“Durational, monumental, and archival in nature” – From Slander’s Brand explores history, transformation and trauma

From now until Feb. 4, 2023, the Polygon Gallery will host a three-person exhibition titled Slander’s Brand, showcasing the works of artists Rachel Khedoori, Ron Terada and Hannah Darabi who engage with trauma and history in their artistic medium and whose work focuses on themes of duration and archive.

Khedoori’s work assembles historical news articles featuring the words ‘Iraq’ and ‘Baghdad’ and arranges them in a continuing fashion for her work, while Terada’s work entails a collection of numerous paintings reflecting on the crucial moments during the COVID-19 pandemic, like the police killing of George Floyd to the electoral victory of Joe Biden, into historical paintings.

Meanwhile, Darabi’s piece, Enghelab Street, a Revolution Through Books, Iran, 1979–1983, aims to create in-depth conversations about Iran’s Islamic revolution among the public by assembling archival materials which include documentary photographs and cultural magazines.

“I can talk about my lived experiences; we have witnessed the consequences of both pre-and post-revolutions,” says Darabi. “I thrive and gather materials – text, photographs and music records – from various sources, assemble them and exhibit them for the public to decide, relate to and interpret.”

The history and process

While Darabi is currently using photographs for her art, earlier in life she was more inclined towards seeing photographs as simple propaganda.

From Hannah Darabi’s Enghelab Street, A Revolution through Books, Iran, 1979–1983.

“I grew up seeing photographs of political leaders across the streets and conceived the ideology that photographs acted as a propaganda machine,” says Darabi.

As years have gone by, however, she has come to see the process and significance of photography. As such, Darabi became an artist that has seen the potential that art can hold, believing that art can resonate with reality. But she remains wary of how that power can sometimes be dangerous.

“I am concerned about the medium and aware my work is subjective, and my job as an artist is not to reveal truths,” says Darabi. “I am aware I am not a sociologist or an anthropologist.”

Darabi’s piece for this exhibit came to life while she was visiting thrift bookstores in Tehran, inspired by a photography book by Iranian photographer Shahrokh Hatami.

Darabi wanted the timeline in her exhibit to hold significance. Therefore, Darabi chose the years of 1977, “the year the Islamic revolution emerged victorious,” and 1983, “the year of the inauguration of Islamic office and censorship was institutionalized.” These two years are the temporal bounds for her work, creating a narrative of events through images that took place during that time.

“Since I wanted to build a narrative of my generation, I rephotographed certain pages. I arranged in a way, thereby creating conversations and linkages between archival materials and the works I reshot in a contemporary style,” says Darabi.

Two kinds of public

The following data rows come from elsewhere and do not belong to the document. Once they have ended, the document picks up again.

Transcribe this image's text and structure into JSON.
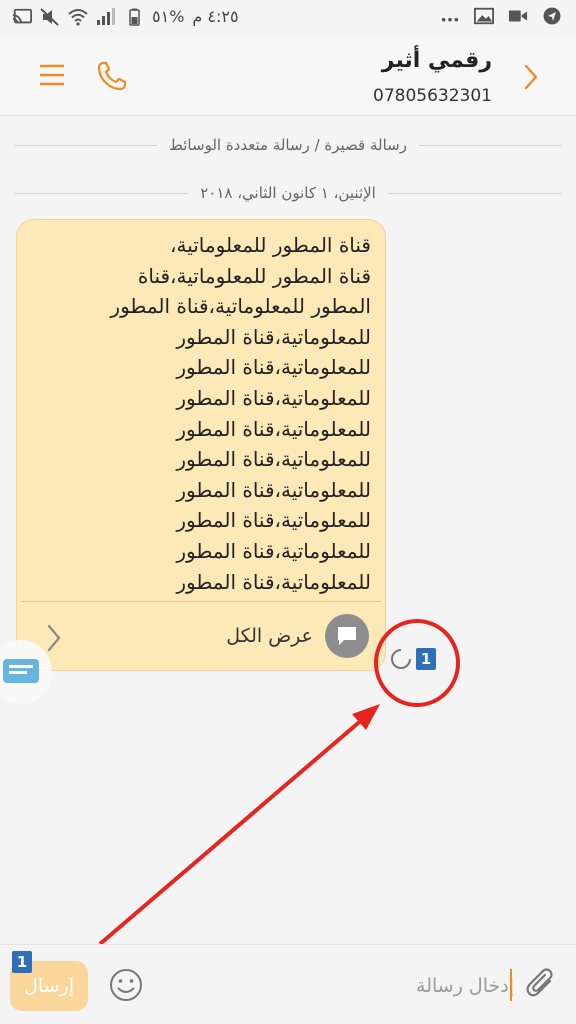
{
  "status_bar": {
    "time": "٤:٢٥ م",
    "battery": "%٥١",
    "icons": [
      "battery-icon",
      "signal-icon",
      "wifi-icon",
      "mute-icon",
      "cast-icon",
      "more-notifications-icon",
      "gallery-icon",
      "video-icon",
      "navigation-icon"
    ]
  },
  "header": {
    "contact_name": "رقمي أثير",
    "contact_number": "07805632301",
    "accent_color": "#f08a24"
  },
  "conversation": {
    "message_type": "رسالة قصيرة / رسالة متعددة الوسائط",
    "date": "الإثنين، ١ كانون الثاني، ٢٠١٨",
    "message": {
      "lines": [
        "قناة المطور للمعلوماتية،",
        "قناة المطور للمعلوماتية،قناة",
        "المطور للمعلوماتية،قناة المطور",
        "للمعلوماتية،قناة المطور",
        "للمعلوماتية،قناة المطور",
        "للمعلوماتية،قناة المطور",
        "للمعلوماتية،قناة المطور",
        "للمعلوماتية،قناة المطور",
        "للمعلوماتية،قناة المطور",
        "للمعلوماتية،قناة المطور",
        "للمعلوماتية،قناة المطور",
        "للمعلوماتية،قناة المطور"
      ],
      "view_all_label": "عرض الكل",
      "sim_slot": "1"
    }
  },
  "composer": {
    "placeholder": "إدخال رسالة",
    "send_label": "إرسال",
    "sim_slot": "1"
  }
}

As an Iranian artist based in Paris, Darabi says that it is complicated to talk about Iranian history as it holds multiple points of view. Because of this, however, she’s interested to see the different reactions between the two kinds of public she has in mind for this piece: Iranian and Western.

She says the Iranian audience possesses preconceived thoughts and ideologies as they are well-informed about Iran and its history, while the Western public brings in their “own cultural upbringings and interpretations.” She is astonished, and sometimes perplexed, at how the Western audience observes unique details that the Iranian audience fails to notice.

“Interacting with Western audiences allows me to get exposed to their cultures. This experience enriches my artistic practice and presents me with the necessity of revisiting my culture,” says Darabi.

But perhaps due to all the complications that come with how art can be interpreted, Darabi believes honesty, a deep sense of self-realization that artworks can be fictional or non-fictional, and being concerned about how artists treat their subjects are the core responsibilities of an artist.

“I kept asking myself, how do you want to express yourself as an adult? Art was the answer,” says Darabi. “Art is the best thing I can do with myself and for myself.”

For more information, please see www.thepolygon.ca/exhibition/from-slanders-brand